#### Required action:
The answer must restate every entry below word for word.

[Records shown — start]

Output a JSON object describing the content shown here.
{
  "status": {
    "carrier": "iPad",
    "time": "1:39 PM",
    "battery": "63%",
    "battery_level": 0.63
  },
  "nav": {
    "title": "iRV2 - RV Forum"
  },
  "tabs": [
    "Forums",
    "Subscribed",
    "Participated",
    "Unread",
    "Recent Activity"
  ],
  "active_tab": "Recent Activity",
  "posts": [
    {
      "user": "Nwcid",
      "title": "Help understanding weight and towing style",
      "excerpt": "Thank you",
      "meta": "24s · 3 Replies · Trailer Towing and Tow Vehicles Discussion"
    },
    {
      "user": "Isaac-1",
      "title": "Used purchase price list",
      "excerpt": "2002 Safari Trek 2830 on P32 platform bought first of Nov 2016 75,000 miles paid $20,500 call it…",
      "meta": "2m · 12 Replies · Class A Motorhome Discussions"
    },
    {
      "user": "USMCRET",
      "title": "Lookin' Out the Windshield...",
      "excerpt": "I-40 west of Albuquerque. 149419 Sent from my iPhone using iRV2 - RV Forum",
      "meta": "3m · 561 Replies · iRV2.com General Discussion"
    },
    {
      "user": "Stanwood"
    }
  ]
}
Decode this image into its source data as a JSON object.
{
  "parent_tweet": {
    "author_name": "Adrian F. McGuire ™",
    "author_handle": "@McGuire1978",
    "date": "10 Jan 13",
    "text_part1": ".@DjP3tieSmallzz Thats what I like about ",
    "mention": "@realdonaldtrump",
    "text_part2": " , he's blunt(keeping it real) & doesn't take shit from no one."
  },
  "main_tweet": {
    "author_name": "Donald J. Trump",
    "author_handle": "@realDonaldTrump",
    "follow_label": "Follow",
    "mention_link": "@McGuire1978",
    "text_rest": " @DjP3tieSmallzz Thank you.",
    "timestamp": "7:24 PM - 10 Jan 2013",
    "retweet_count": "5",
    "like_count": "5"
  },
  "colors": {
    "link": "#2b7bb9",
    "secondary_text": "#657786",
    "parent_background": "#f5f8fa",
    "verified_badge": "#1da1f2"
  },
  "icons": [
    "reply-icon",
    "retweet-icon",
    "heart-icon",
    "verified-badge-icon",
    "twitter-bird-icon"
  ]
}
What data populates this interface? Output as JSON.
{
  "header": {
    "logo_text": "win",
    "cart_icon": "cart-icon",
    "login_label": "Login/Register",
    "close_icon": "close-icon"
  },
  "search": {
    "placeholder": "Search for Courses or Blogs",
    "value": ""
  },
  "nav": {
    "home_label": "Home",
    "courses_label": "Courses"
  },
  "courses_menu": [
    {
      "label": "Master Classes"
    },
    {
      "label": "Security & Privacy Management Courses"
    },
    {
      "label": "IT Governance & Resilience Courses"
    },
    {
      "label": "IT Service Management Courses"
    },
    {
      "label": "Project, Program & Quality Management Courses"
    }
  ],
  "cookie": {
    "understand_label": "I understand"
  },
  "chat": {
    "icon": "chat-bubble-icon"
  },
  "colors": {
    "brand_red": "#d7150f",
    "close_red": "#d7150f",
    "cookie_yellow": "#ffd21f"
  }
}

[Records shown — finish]

#### Written solution:
Output a JSON object describing the content shown here.
{
  "status": {
    "carrier": "iPad",
    "time": "1:39 PM",
    "battery": "63%",
    "battery_level": 0.63
  },
  "nav": {
    "title": "iRV2 - RV Forum"
  },
  "tabs": [
    "Forums",
    "Subscribed",
    "Participated",
    "Unread",
    "Recent Activity"
  ],
  "active_tab": "Recent Activity",
  "posts": [
    {
      "user": "Nwcid",
      "title": "Help understanding weight and towing style",
      "excerpt": "Thank you",
      "meta": "24s · 3 Replies · Trailer Towing and Tow Vehicles Discussion"
    },
    {
      "user": "Isaac-1",
      "title": "Used purchase price list",
      "excerpt": "2002 Safari Trek 2830 on P32 platform bought first of Nov 2016 75,000 miles paid $20,500 call it…",
      "meta": "2m · 12 Replies · Class A Motorhome Discussions"
    },
    {
      "user": "USMCRET",
      "title": "Lookin' Out the Windshield...",
      "excerpt": "I-40 west of Albuquerque. 149419 Sent from my iPhone using iRV2 - RV Forum",
      "meta": "3m · 561 Replies · iRV2.com General Discussion"
    },
    {
      "user": "Stanwood"
    }
  ]
}
Decode this image into its source data as a JSON object.
{
  "parent_tweet": {
    "author_name": "Adrian F. McGuire ™",
    "author_handle": "@McGuire1978",
    "date": "10 Jan 13",
    "text_part1": ".@DjP3tieSmallzz Thats what I like about ",
    "mention": "@realdonaldtrump",
    "text_part2": " , he's blunt(keeping it real) & doesn't take shit from no one."
  },
  "main_tweet": {
    "author_name": "Donald J. Trump",
    "author_handle": "@realDonaldTrump",
    "follow_label": "Follow",
    "mention_link": "@McGuire1978",
    "text_rest": " @DjP3tieSmallzz Thank you.",
    "timestamp": "7:24 PM - 10 Jan 2013",
    "retweet_count": "5",
    "like_count": "5"
  },
  "colors": {
    "link": "#2b7bb9",
    "secondary_text": "#657786",
    "parent_background": "#f5f8fa",
    "verified_badge": "#1da1f2"
  },
  "icons": [
    "reply-icon",
    "retweet-icon",
    "heart-icon",
    "verified-badge-icon",
    "twitter-bird-icon"
  ]
}
What data populates this interface? Output as JSON.
{
  "header": {
    "logo_text": "win",
    "cart_icon": "cart-icon",
    "login_label": "Login/Register",
    "close_icon": "close-icon"
  },
  "search": {
    "placeholder": "Search for Courses or Blogs",
    "value": ""
  },
  "nav": {
    "home_label": "Home",
    "courses_label": "Courses"
  },
  "courses_menu": [
    {
      "label": "Master Classes"
    },
    {
      "label": "Security & Privacy Management Courses"
    },
    {
      "label": "IT Governance & Resilience Courses"
    },
    {
      "label": "IT Service Management Courses"
    },
    {
      "label": "Project, Program & Quality Management Courses"
    }
  ],
  "cookie": {
    "understand_label": "I understand"
  },
  "chat": {
    "icon": "chat-bubble-icon"
  },
  "colors": {
    "brand_red": "#d7150f",
    "close_red": "#d7150f",
    "cookie_yellow": "#ffd21f"
  }
}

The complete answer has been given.